_What you will do_
Before printing the listing, strip out its pictures and keep everything else exact.

====== Supplied data

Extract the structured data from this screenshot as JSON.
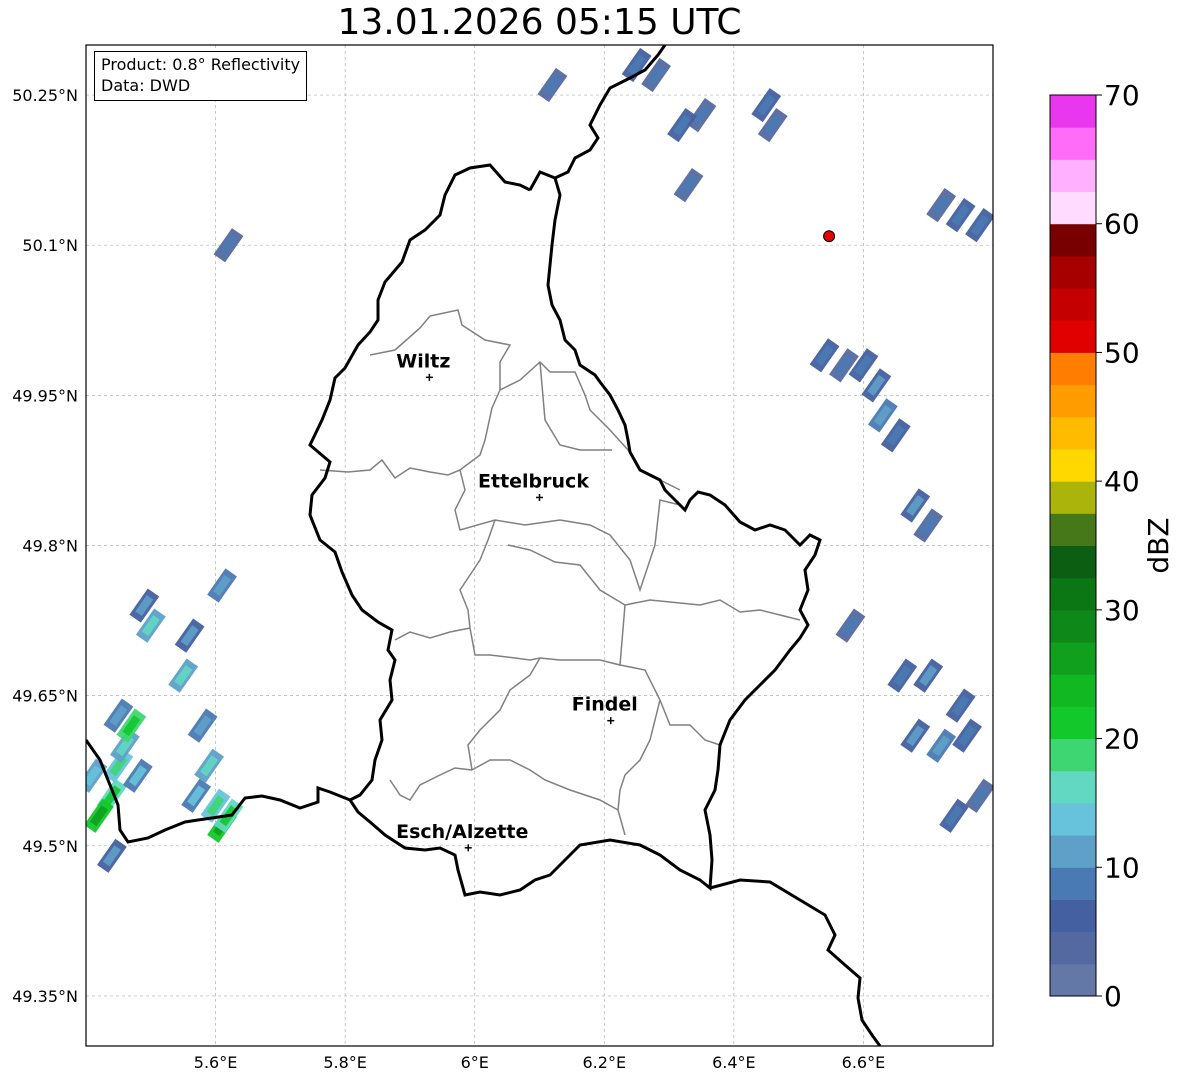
{
  "title": "13.01.2026 05:15 UTC",
  "info": {
    "product": "Product: 0.8° Reflectivity",
    "data": "Data: DWD"
  },
  "map": {
    "lon_range": [
      5.4,
      6.8
    ],
    "lat_range": [
      49.3,
      50.3
    ],
    "x_ticks": [
      {
        "value": 5.6,
        "label": "5.6°E"
      },
      {
        "value": 5.8,
        "label": "5.8°E"
      },
      {
        "value": 6.0,
        "label": "6°E"
      },
      {
        "value": 6.2,
        "label": "6.2°E"
      },
      {
        "value": 6.4,
        "label": "6.4°E"
      },
      {
        "value": 6.6,
        "label": "6.6°E"
      }
    ],
    "y_ticks": [
      {
        "value": 50.25,
        "label": "50.25°N"
      },
      {
        "value": 50.1,
        "label": "50.1°N"
      },
      {
        "value": 49.95,
        "label": "49.95°N"
      },
      {
        "value": 49.8,
        "label": "49.8°N"
      },
      {
        "value": 49.65,
        "label": "49.65°N"
      },
      {
        "value": 49.5,
        "label": "49.5°N"
      },
      {
        "value": 49.35,
        "label": "49.35°N"
      }
    ],
    "cities": [
      {
        "name": "Wiltz",
        "lon": 5.93,
        "lat": 49.968
      },
      {
        "name": "Ettelbruck",
        "lon": 6.1,
        "lat": 49.848
      },
      {
        "name": "Findel",
        "lon": 6.21,
        "lat": 49.625
      },
      {
        "name": "Esch/Alzette",
        "lon": 5.99,
        "lat": 49.498
      }
    ],
    "radar_site": {
      "lon": 6.547,
      "lat": 50.109,
      "color": "#e00000"
    }
  },
  "colorbar": {
    "label": "dBZ",
    "min": 0,
    "max": 70,
    "ticks": [
      "0",
      "10",
      "20",
      "30",
      "40",
      "50",
      "60",
      "70"
    ],
    "colors": [
      "#6478a8",
      "#5469a0",
      "#4560a0",
      "#4a7ab3",
      "#5ea0c8",
      "#67c3dc",
      "#62d8c2",
      "#3ed672",
      "#12c82a",
      "#12b822",
      "#10a01e",
      "#0e8818",
      "#0a7614",
      "#0b5e12",
      "#46781a",
      "#aab40a",
      "#ffd800",
      "#ffbb00",
      "#ff9c00",
      "#ff7d00",
      "#e00000",
      "#c40000",
      "#a60000",
      "#780000",
      "#ffdcff",
      "#ffb0ff",
      "#ff6cf8",
      "#e837ee"
    ]
  },
  "radar_echoes": [
    {
      "lon": 6.6,
      "lat": 49.98,
      "dbz": 5
    },
    {
      "lon": 6.62,
      "lat": 49.96,
      "dbz": 6
    },
    {
      "lon": 6.63,
      "lat": 49.93,
      "dbz": 8
    },
    {
      "lon": 6.65,
      "lat": 49.91,
      "dbz": 5
    },
    {
      "lon": 6.57,
      "lat": 49.98,
      "dbz": 4
    },
    {
      "lon": 6.54,
      "lat": 49.99,
      "dbz": 5
    },
    {
      "lon": 6.68,
      "lat": 49.84,
      "dbz": 6
    },
    {
      "lon": 6.7,
      "lat": 49.82,
      "dbz": 4
    },
    {
      "lon": 6.75,
      "lat": 50.13,
      "dbz": 5
    },
    {
      "lon": 6.72,
      "lat": 50.14,
      "dbz": 4
    },
    {
      "lon": 6.78,
      "lat": 50.12,
      "dbz": 5
    },
    {
      "lon": 6.7,
      "lat": 49.67,
      "dbz": 6
    },
    {
      "lon": 6.66,
      "lat": 49.67,
      "dbz": 5
    },
    {
      "lon": 6.75,
      "lat": 49.64,
      "dbz": 5
    },
    {
      "lon": 6.72,
      "lat": 49.6,
      "dbz": 8
    },
    {
      "lon": 6.68,
      "lat": 49.61,
      "dbz": 6
    },
    {
      "lon": 6.76,
      "lat": 49.61,
      "dbz": 5
    },
    {
      "lon": 6.74,
      "lat": 49.53,
      "dbz": 5
    },
    {
      "lon": 6.78,
      "lat": 49.55,
      "dbz": 4
    },
    {
      "lon": 6.58,
      "lat": 49.72,
      "dbz": 4
    },
    {
      "lon": 6.35,
      "lat": 50.23,
      "dbz": 4
    },
    {
      "lon": 6.32,
      "lat": 50.22,
      "dbz": 5
    },
    {
      "lon": 6.45,
      "lat": 50.24,
      "dbz": 5
    },
    {
      "lon": 6.46,
      "lat": 50.22,
      "dbz": 4
    },
    {
      "lon": 6.25,
      "lat": 50.28,
      "dbz": 5
    },
    {
      "lon": 6.28,
      "lat": 50.27,
      "dbz": 4
    },
    {
      "lon": 6.12,
      "lat": 50.26,
      "dbz": 4
    },
    {
      "lon": 6.33,
      "lat": 50.16,
      "dbz": 4
    },
    {
      "lon": 5.62,
      "lat": 50.1,
      "dbz": 4
    },
    {
      "lon": 5.45,
      "lat": 49.58,
      "dbz": 14
    },
    {
      "lon": 5.44,
      "lat": 49.55,
      "dbz": 17
    },
    {
      "lon": 5.42,
      "lat": 49.53,
      "dbz": 22
    },
    {
      "lon": 5.46,
      "lat": 49.6,
      "dbz": 12
    },
    {
      "lon": 5.48,
      "lat": 49.57,
      "dbz": 9
    },
    {
      "lon": 5.41,
      "lat": 49.57,
      "dbz": 10
    },
    {
      "lon": 5.45,
      "lat": 49.63,
      "dbz": 8
    },
    {
      "lon": 5.47,
      "lat": 49.62,
      "dbz": 18
    },
    {
      "lon": 5.61,
      "lat": 49.52,
      "dbz": 22
    },
    {
      "lon": 5.6,
      "lat": 49.54,
      "dbz": 14
    },
    {
      "lon": 5.59,
      "lat": 49.58,
      "dbz": 11
    },
    {
      "lon": 5.58,
      "lat": 49.62,
      "dbz": 8
    },
    {
      "lon": 5.57,
      "lat": 49.55,
      "dbz": 9
    },
    {
      "lon": 5.62,
      "lat": 49.53,
      "dbz": 16
    },
    {
      "lon": 5.5,
      "lat": 49.72,
      "dbz": 11
    },
    {
      "lon": 5.49,
      "lat": 49.74,
      "dbz": 7
    },
    {
      "lon": 5.55,
      "lat": 49.67,
      "dbz": 12
    },
    {
      "lon": 5.56,
      "lat": 49.71,
      "dbz": 6
    },
    {
      "lon": 5.61,
      "lat": 49.76,
      "dbz": 8
    },
    {
      "lon": 5.44,
      "lat": 49.49,
      "dbz": 7
    }
  ]
}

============

_Answer area_
Extract the structured data from this screenshot as JSON.
{
  "title": "13.01.2026 05:15 UTC",
  "info": {
    "product": "Product: 0.8° Reflectivity",
    "data": "Data: DWD"
  },
  "map": {
    "lon_range": [
      5.4,
      6.8
    ],
    "lat_range": [
      49.3,
      50.3
    ],
    "x_ticks": [
      {
        "value": 5.6,
        "label": "5.6°E"
      },
      {
        "value": 5.8,
        "label": "5.8°E"
      },
      {
        "value": 6.0,
        "label": "6°E"
      },
      {
        "value": 6.2,
        "label": "6.2°E"
      },
      {
        "value": 6.4,
        "label": "6.4°E"
      },
      {
        "value": 6.6,
        "label": "6.6°E"
      }
    ],
    "y_ticks": [
      {
        "value": 50.25,
        "label": "50.25°N"
      },
      {
        "value": 50.1,
        "label": "50.1°N"
      },
      {
        "value": 49.95,
        "label": "49.95°N"
      },
      {
        "value": 49.8,
        "label": "49.8°N"
      },
      {
        "value": 49.65,
        "label": "49.65°N"
      },
      {
        "value": 49.5,
        "label": "49.5°N"
      },
      {
        "value": 49.35,
        "label": "49.35°N"
      }
    ],
    "cities": [
      {
        "name": "Wiltz",
        "lon": 5.93,
        "lat": 49.968
      },
      {
        "name": "Ettelbruck",
        "lon": 6.1,
        "lat": 49.848
      },
      {
        "name": "Findel",
        "lon": 6.21,
        "lat": 49.625
      },
      {
        "name": "Esch/Alzette",
        "lon": 5.99,
        "lat": 49.498
      }
    ],
    "radar_site": {
      "lon": 6.547,
      "lat": 50.109,
      "color": "#e00000"
    }
  },
  "colorbar": {
    "label": "dBZ",
    "min": 0,
    "max": 70,
    "ticks": [
      "0",
      "10",
      "20",
      "30",
      "40",
      "50",
      "60",
      "70"
    ],
    "colors": [
      "#6478a8",
      "#5469a0",
      "#4560a0",
      "#4a7ab3",
      "#5ea0c8",
      "#67c3dc",
      "#62d8c2",
      "#3ed672",
      "#12c82a",
      "#12b822",
      "#10a01e",
      "#0e8818",
      "#0a7614",
      "#0b5e12",
      "#46781a",
      "#aab40a",
      "#ffd800",
      "#ffbb00",
      "#ff9c00",
      "#ff7d00",
      "#e00000",
      "#c40000",
      "#a60000",
      "#780000",
      "#ffdcff",
      "#ffb0ff",
      "#ff6cf8",
      "#e837ee"
    ]
  },
  "radar_echoes": [
    {
      "lon": 6.6,
      "lat": 49.98,
      "dbz": 5
    },
    {
      "lon": 6.62,
      "lat": 49.96,
      "dbz": 6
    },
    {
      "lon": 6.63,
      "lat": 49.93,
      "dbz": 8
    },
    {
      "lon": 6.65,
      "lat": 49.91,
      "dbz": 5
    },
    {
      "lon": 6.57,
      "lat": 49.98,
      "dbz": 4
    },
    {
      "lon": 6.54,
      "lat": 49.99,
      "dbz": 5
    },
    {
      "lon": 6.68,
      "lat": 49.84,
      "dbz": 6
    },
    {
      "lon": 6.7,
      "lat": 49.82,
      "dbz": 4
    },
    {
      "lon": 6.75,
      "lat": 50.13,
      "dbz": 5
    },
    {
      "lon": 6.72,
      "lat": 50.14,
      "dbz": 4
    },
    {
      "lon": 6.78,
      "lat": 50.12,
      "dbz": 5
    },
    {
      "lon": 6.7,
      "lat": 49.67,
      "dbz": 6
    },
    {
      "lon": 6.66,
      "lat": 49.67,
      "dbz": 5
    },
    {
      "lon": 6.75,
      "lat": 49.64,
      "dbz": 5
    },
    {
      "lon": 6.72,
      "lat": 49.6,
      "dbz": 8
    },
    {
      "lon": 6.68,
      "lat": 49.61,
      "dbz": 6
    },
    {
      "lon": 6.76,
      "lat": 49.61,
      "dbz": 5
    },
    {
      "lon": 6.74,
      "lat": 49.53,
      "dbz": 5
    },
    {
      "lon": 6.78,
      "lat": 49.55,
      "dbz": 4
    },
    {
      "lon": 6.58,
      "lat": 49.72,
      "dbz": 4
    },
    {
      "lon": 6.35,
      "lat": 50.23,
      "dbz": 4
    },
    {
      "lon": 6.32,
      "lat": 50.22,
      "dbz": 5
    },
    {
      "lon": 6.45,
      "lat": 50.24,
      "dbz": 5
    },
    {
      "lon": 6.46,
      "lat": 50.22,
      "dbz": 4
    },
    {
      "lon": 6.25,
      "lat": 50.28,
      "dbz": 5
    },
    {
      "lon": 6.28,
      "lat": 50.27,
      "dbz": 4
    },
    {
      "lon": 6.12,
      "lat": 50.26,
      "dbz": 4
    },
    {
      "lon": 6.33,
      "lat": 50.16,
      "dbz": 4
    },
    {
      "lon": 5.62,
      "lat": 50.1,
      "dbz": 4
    },
    {
      "lon": 5.45,
      "lat": 49.58,
      "dbz": 14
    },
    {
      "lon": 5.44,
      "lat": 49.55,
      "dbz": 17
    },
    {
      "lon": 5.42,
      "lat": 49.53,
      "dbz": 22
    },
    {
      "lon": 5.46,
      "lat": 49.6,
      "dbz": 12
    },
    {
      "lon": 5.48,
      "lat": 49.57,
      "dbz": 9
    },
    {
      "lon": 5.41,
      "lat": 49.57,
      "dbz": 10
    },
    {
      "lon": 5.45,
      "lat": 49.63,
      "dbz": 8
    },
    {
      "lon": 5.47,
      "lat": 49.62,
      "dbz": 18
    },
    {
      "lon": 5.61,
      "lat": 49.52,
      "dbz": 22
    },
    {
      "lon": 5.6,
      "lat": 49.54,
      "dbz": 14
    },
    {
      "lon": 5.59,
      "lat": 49.58,
      "dbz": 11
    },
    {
      "lon": 5.58,
      "lat": 49.62,
      "dbz": 8
    },
    {
      "lon": 5.57,
      "lat": 49.55,
      "dbz": 9
    },
    {
      "lon": 5.62,
      "lat": 49.53,
      "dbz": 16
    },
    {
      "lon": 5.5,
      "lat": 49.72,
      "dbz": 11
    },
    {
      "lon": 5.49,
      "lat": 49.74,
      "dbz": 7
    },
    {
      "lon": 5.55,
      "lat": 49.67,
      "dbz": 12
    },
    {
      "lon": 5.56,
      "lat": 49.71,
      "dbz": 6
    },
    {
      "lon": 5.61,
      "lat": 49.76,
      "dbz": 8
    },
    {
      "lon": 5.44,
      "lat": 49.49,
      "dbz": 7
    }
  ]
}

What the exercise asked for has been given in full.